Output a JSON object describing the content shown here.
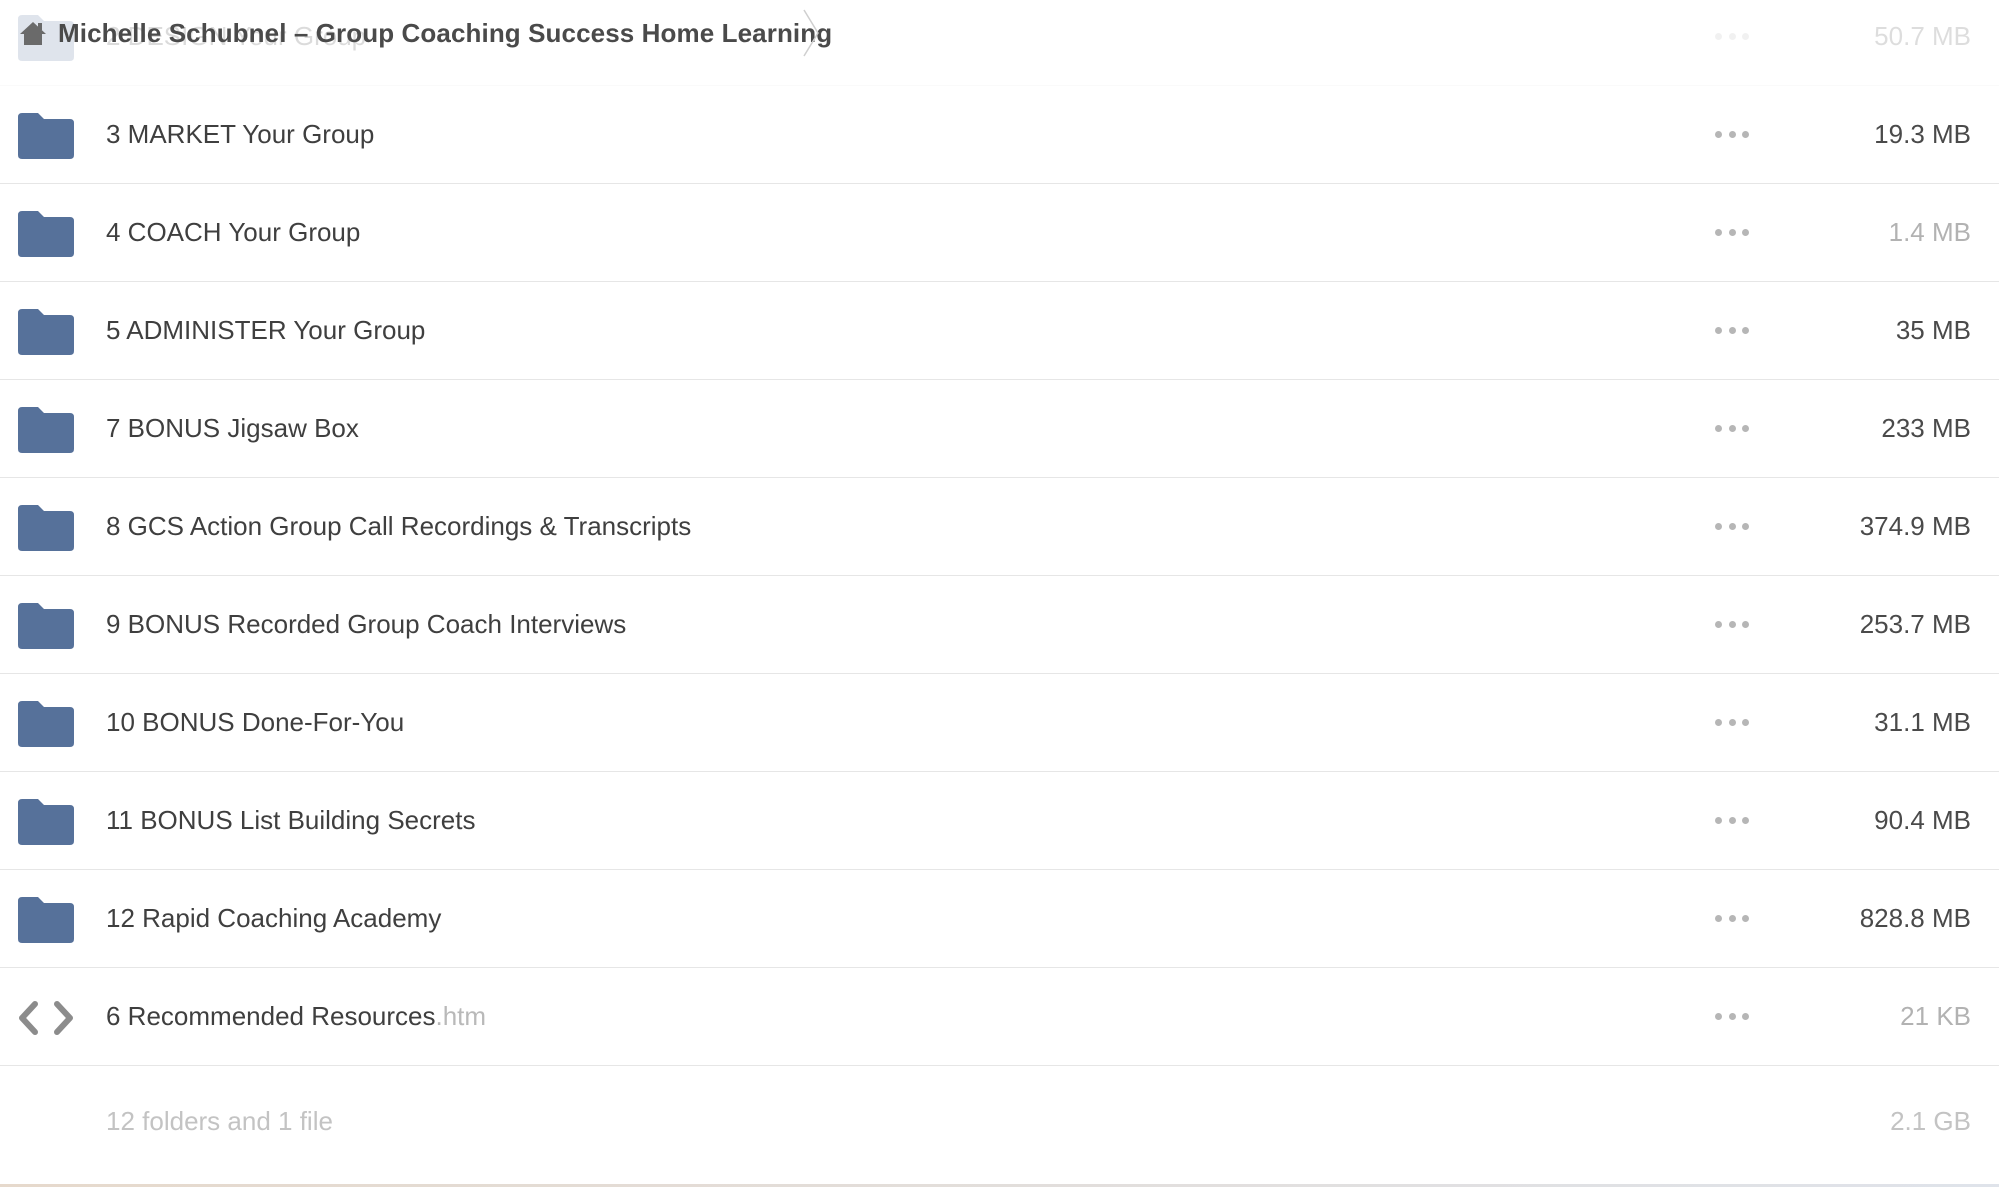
{
  "breadcrumb": {
    "title": "Michelle Schubnel – Group Coaching Success Home Learning"
  },
  "ghost_row": {
    "name": "2 DESIGN Your Group",
    "size": "50.7 MB"
  },
  "rows": [
    {
      "name": "3 MARKET Your Group",
      "ext": "",
      "size": "19.3 MB",
      "icon": "folder-icon",
      "muted": false
    },
    {
      "name": "4 COACH Your Group",
      "ext": "",
      "size": "1.4 MB",
      "icon": "folder-icon",
      "muted": true
    },
    {
      "name": "5 ADMINISTER Your Group",
      "ext": "",
      "size": "35 MB",
      "icon": "folder-icon",
      "muted": false
    },
    {
      "name": "7 BONUS Jigsaw Box",
      "ext": "",
      "size": "233 MB",
      "icon": "folder-icon",
      "muted": false
    },
    {
      "name": "8 GCS Action Group Call Recordings & Transcripts",
      "ext": "",
      "size": "374.9 MB",
      "icon": "folder-icon",
      "muted": false
    },
    {
      "name": "9 BONUS Recorded Group Coach Interviews",
      "ext": "",
      "size": "253.7 MB",
      "icon": "folder-icon",
      "muted": false
    },
    {
      "name": "10 BONUS Done-For-You",
      "ext": "",
      "size": "31.1 MB",
      "icon": "folder-icon",
      "muted": false
    },
    {
      "name": "11 BONUS List Building Secrets",
      "ext": "",
      "size": "90.4 MB",
      "icon": "folder-icon",
      "muted": false
    },
    {
      "name": "12 Rapid Coaching Academy",
      "ext": "",
      "size": "828.8 MB",
      "icon": "folder-icon",
      "muted": false
    },
    {
      "name": "6 Recommended Resources",
      "ext": ".htm",
      "size": "21 KB",
      "icon": "code-file-icon",
      "muted": true
    }
  ],
  "summary": {
    "text": "12 folders and 1 file",
    "size": "2.1 GB"
  },
  "colors": {
    "folder": "#56719a",
    "text": "#3f3f3f",
    "muted": "#b2b2b2",
    "code_icon": "#8c8c8c"
  }
}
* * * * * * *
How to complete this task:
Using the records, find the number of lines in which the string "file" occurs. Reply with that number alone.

Response:
2